budget is not the place to rewrite laws. Outside sections have distorted the
legislative process because they have become one of the few avenues for action.
Thls further undermines committees and the openness of a regular legislative
process, and further diminishes opportunities for public input, informed debate,
and recorded votes. In addition the inclusion of items unrelated to the budget or
so sweeping and controversial as to deserve fuller consideration diminishes
legislative credibility. The constitutional prohibition on passing laws not
germane to the budget should be upheld. Examples: From MBTA funding to changes in
the public integrity laws, outside sections have become dumping grounds for all
manner of non-budget specific items.
• Strictly limit what is done in informal sessions. We have a full-time
Legislature. If informal sessions must be held, controversial items should not be
slipped through when many members are not present -- or unaware of what is under
discussion. A small number of members (say, 10-20) should be able not only to
call for a vote, but to recall within a reasonable time frame any item passed in
informal session for full debate and recorded vote (this could be accomplished,
for example, by delaying for 48 hours before sending items passed in informal
session to the Senate). Examples: Changes two years ago to the campaign finance
laws; last years proposed Constitutional change on school funding, both passed off
the agenda in informal session.
• Suspend the rules only under extraordinary circumstances. No rule change will
have an impact if the rules are routinely ignored. Like outside sections and
informal sessions, rules suspensions have made the extraordinary commonplace, and
devalued the legislative process. Example: According to one report, between
September 2 and November 10 of 1999, House rules were suspended 113 times for
• The public integrity laws should be altered only to better serve the public, not
to benefit any private interests. If the ethics, disclosure, lobbying, and other
public integrity laws need changing, there should be a full review by the appropriate committees, and public input from the people, the Attorney General,
the Secretary of the Commonwealth, the appropriate state agencies, concerned
public interest groups, and others, before any legislation goes forward.
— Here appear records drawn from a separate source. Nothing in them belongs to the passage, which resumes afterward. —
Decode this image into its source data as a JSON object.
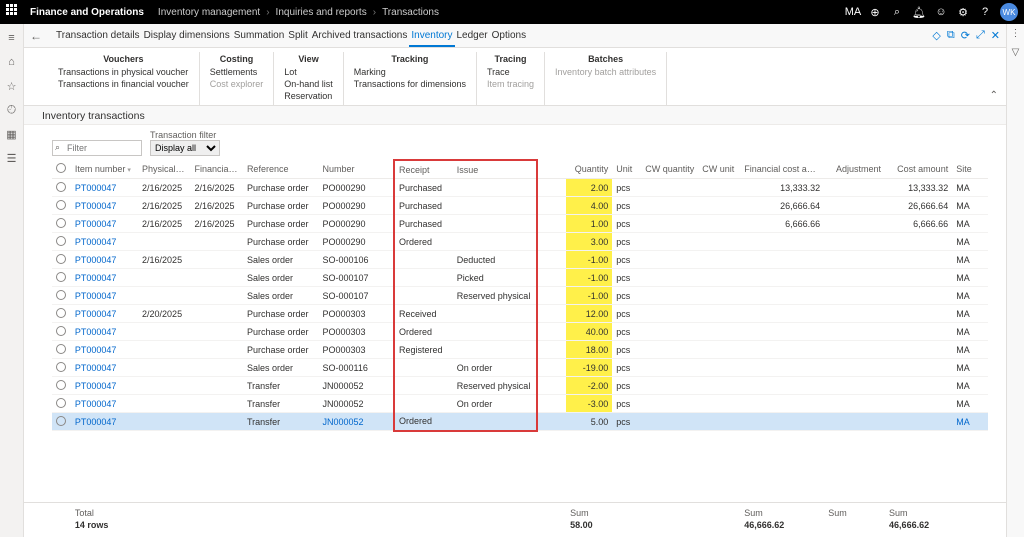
{
  "topbar": {
    "brand": "Finance and Operations",
    "crumbs": [
      "Inventory management",
      "Inquiries and reports",
      "Transactions"
    ],
    "user_initials_right": "WK",
    "user_initials_left": "MA"
  },
  "tabs": {
    "items": [
      "Transaction details",
      "Display dimensions",
      "Summation",
      "Split",
      "Archived transactions",
      "Inventory",
      "Ledger",
      "Options"
    ],
    "active_index": 5
  },
  "ribbon": {
    "groups": [
      {
        "head": "Vouchers",
        "items": [
          "Transactions in physical voucher",
          "Transactions in financial voucher"
        ]
      },
      {
        "head": "Costing",
        "items": [
          "Settlements",
          "Cost explorer"
        ],
        "disabled": [
          1
        ]
      },
      {
        "head": "View",
        "items": [
          "Lot",
          "On-hand list",
          "Reservation"
        ]
      },
      {
        "head": "Tracking",
        "items": [
          "Marking",
          "Transactions for dimensions"
        ]
      },
      {
        "head": "Tracing",
        "items": [
          "Trace",
          "Item tracing"
        ],
        "disabled": [
          1
        ]
      },
      {
        "head": "Batches",
        "items": [
          "Inventory batch attributes"
        ],
        "disabled": [
          0
        ]
      }
    ]
  },
  "page_title": "Inventory transactions",
  "filter": {
    "placeholder": "Filter",
    "label": "Transaction filter",
    "value": "Display all"
  },
  "columns": [
    "",
    "Item number",
    "Physical date",
    "Financial date",
    "Reference",
    "Number",
    "Receipt",
    "Issue",
    "",
    "Quantity",
    "Unit",
    "CW quantity",
    "CW unit",
    "Financial cost amount",
    "Adjustment",
    "Cost amount",
    "Site",
    ""
  ],
  "rows": [
    {
      "item": "PT000047",
      "pdate": "2/16/2025",
      "fdate": "2/16/2025",
      "ref": "Purchase order",
      "num": "PO000290",
      "receipt": "Purchased",
      "issue": "",
      "qty": "2.00",
      "unit": "pcs",
      "fca": "13,333.32",
      "camt": "13,333.32",
      "site": "MA",
      "numlink": false
    },
    {
      "item": "PT000047",
      "pdate": "2/16/2025",
      "fdate": "2/16/2025",
      "ref": "Purchase order",
      "num": "PO000290",
      "receipt": "Purchased",
      "issue": "",
      "qty": "4.00",
      "unit": "pcs",
      "fca": "26,666.64",
      "camt": "26,666.64",
      "site": "MA",
      "numlink": false
    },
    {
      "item": "PT000047",
      "pdate": "2/16/2025",
      "fdate": "2/16/2025",
      "ref": "Purchase order",
      "num": "PO000290",
      "receipt": "Purchased",
      "issue": "",
      "qty": "1.00",
      "unit": "pcs",
      "fca": "6,666.66",
      "camt": "6,666.66",
      "site": "MA",
      "numlink": false
    },
    {
      "item": "PT000047",
      "pdate": "",
      "fdate": "",
      "ref": "Purchase order",
      "num": "PO000290",
      "receipt": "Ordered",
      "issue": "",
      "qty": "3.00",
      "unit": "pcs",
      "fca": "",
      "camt": "",
      "site": "MA",
      "numlink": false
    },
    {
      "item": "PT000047",
      "pdate": "2/16/2025",
      "fdate": "",
      "ref": "Sales order",
      "num": "SO-000106",
      "receipt": "",
      "issue": "Deducted",
      "qty": "-1.00",
      "unit": "pcs",
      "fca": "",
      "camt": "",
      "site": "MA",
      "numlink": false
    },
    {
      "item": "PT000047",
      "pdate": "",
      "fdate": "",
      "ref": "Sales order",
      "num": "SO-000107",
      "receipt": "",
      "issue": "Picked",
      "qty": "-1.00",
      "unit": "pcs",
      "fca": "",
      "camt": "",
      "site": "MA",
      "numlink": false
    },
    {
      "item": "PT000047",
      "pdate": "",
      "fdate": "",
      "ref": "Sales order",
      "num": "SO-000107",
      "receipt": "",
      "issue": "Reserved physical",
      "qty": "-1.00",
      "unit": "pcs",
      "fca": "",
      "camt": "",
      "site": "MA",
      "numlink": false
    },
    {
      "item": "PT000047",
      "pdate": "2/20/2025",
      "fdate": "",
      "ref": "Purchase order",
      "num": "PO000303",
      "receipt": "Received",
      "issue": "",
      "qty": "12.00",
      "unit": "pcs",
      "fca": "",
      "camt": "",
      "site": "MA",
      "numlink": false
    },
    {
      "item": "PT000047",
      "pdate": "",
      "fdate": "",
      "ref": "Purchase order",
      "num": "PO000303",
      "receipt": "Ordered",
      "issue": "",
      "qty": "40.00",
      "unit": "pcs",
      "fca": "",
      "camt": "",
      "site": "MA",
      "numlink": false
    },
    {
      "item": "PT000047",
      "pdate": "",
      "fdate": "",
      "ref": "Purchase order",
      "num": "PO000303",
      "receipt": "Registered",
      "issue": "",
      "qty": "18.00",
      "unit": "pcs",
      "fca": "",
      "camt": "",
      "site": "MA",
      "numlink": false
    },
    {
      "item": "PT000047",
      "pdate": "",
      "fdate": "",
      "ref": "Sales order",
      "num": "SO-000116",
      "receipt": "",
      "issue": "On order",
      "qty": "-19.00",
      "unit": "pcs",
      "fca": "",
      "camt": "",
      "site": "MA",
      "numlink": false
    },
    {
      "item": "PT000047",
      "pdate": "",
      "fdate": "",
      "ref": "Transfer",
      "num": "JN000052",
      "receipt": "",
      "issue": "Reserved physical",
      "qty": "-2.00",
      "unit": "pcs",
      "fca": "",
      "camt": "",
      "site": "MA",
      "numlink": false
    },
    {
      "item": "PT000047",
      "pdate": "",
      "fdate": "",
      "ref": "Transfer",
      "num": "JN000052",
      "receipt": "",
      "issue": "On order",
      "qty": "-3.00",
      "unit": "pcs",
      "fca": "",
      "camt": "",
      "site": "MA",
      "numlink": false
    },
    {
      "item": "PT000047",
      "pdate": "",
      "fdate": "",
      "ref": "Transfer",
      "num": "JN000052",
      "receipt": "Ordered",
      "issue": "",
      "qty": "5.00",
      "unit": "pcs",
      "fca": "",
      "camt": "",
      "site": "MA",
      "numlink": true,
      "selected": true
    }
  ],
  "footer": {
    "total_label": "Total",
    "row_count": "14 rows",
    "sum_label": "Sum",
    "qty_sum": "58.00",
    "fca_sum": "46,666.62",
    "camt_sum": "46,666.62"
  }
}
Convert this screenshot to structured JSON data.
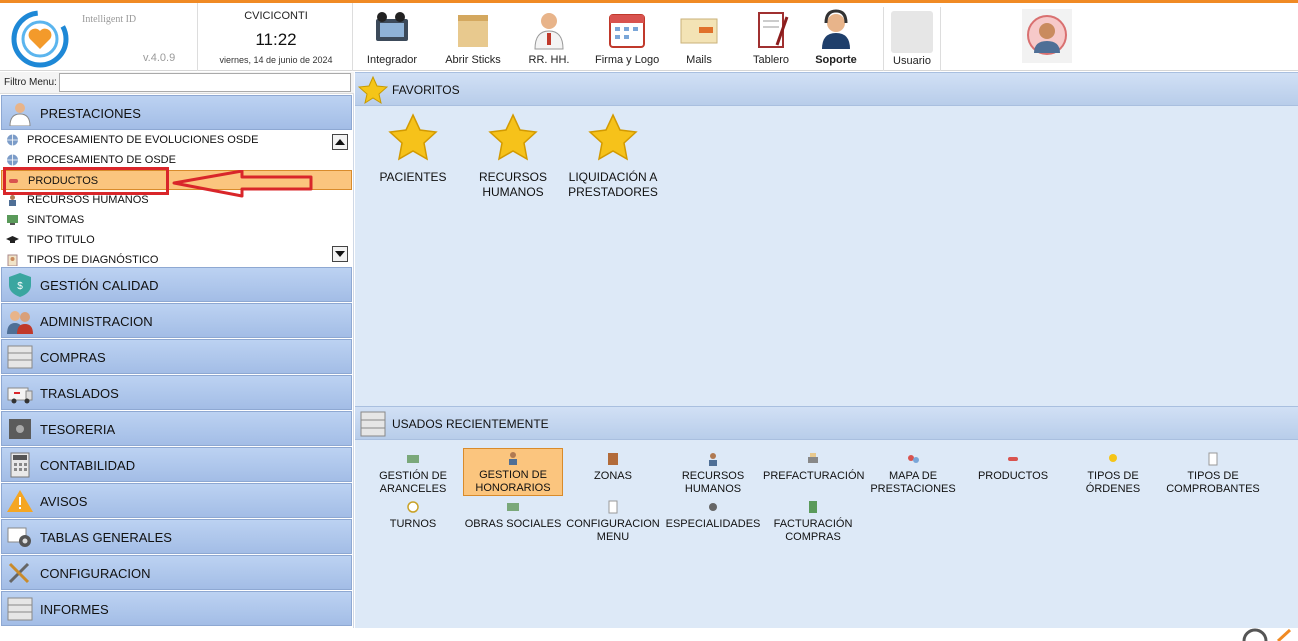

Example:
Last year's attempt, via outside section, to open a loophole in the lobbyist
• Laws passed by ballot initiative should have the opportunity to prove themselves
before being altered substantially. Although laws passed by the initiative process
may not meet approval of the Legislature, the will of the voters should be
respected. Example: Numerous attempts, often via outside section, to undermine the
Clean Elections Law.
• The salary schedule should be respected. The salary of legislators was set by
Constitutional amendment in 1998. Adding additional salary for some creates the
potential for undue influence by leadership and lobbyists. The Legislature should
not invent new "leadership" positions, compensation formulae or methods, and/or
additional forms of recompense. Example: Last year's doubling of the stipend and
the attempt to create new leadership posts, both via outside section.
• The Speaker and Senate President's terms should remain limited to eight years.
The present system promotes openness and allows for power to change hands regularly. Example: Rumors of an additional
extension of the Speaker's term.
• No proxy voting. Example: Last year's budget debate.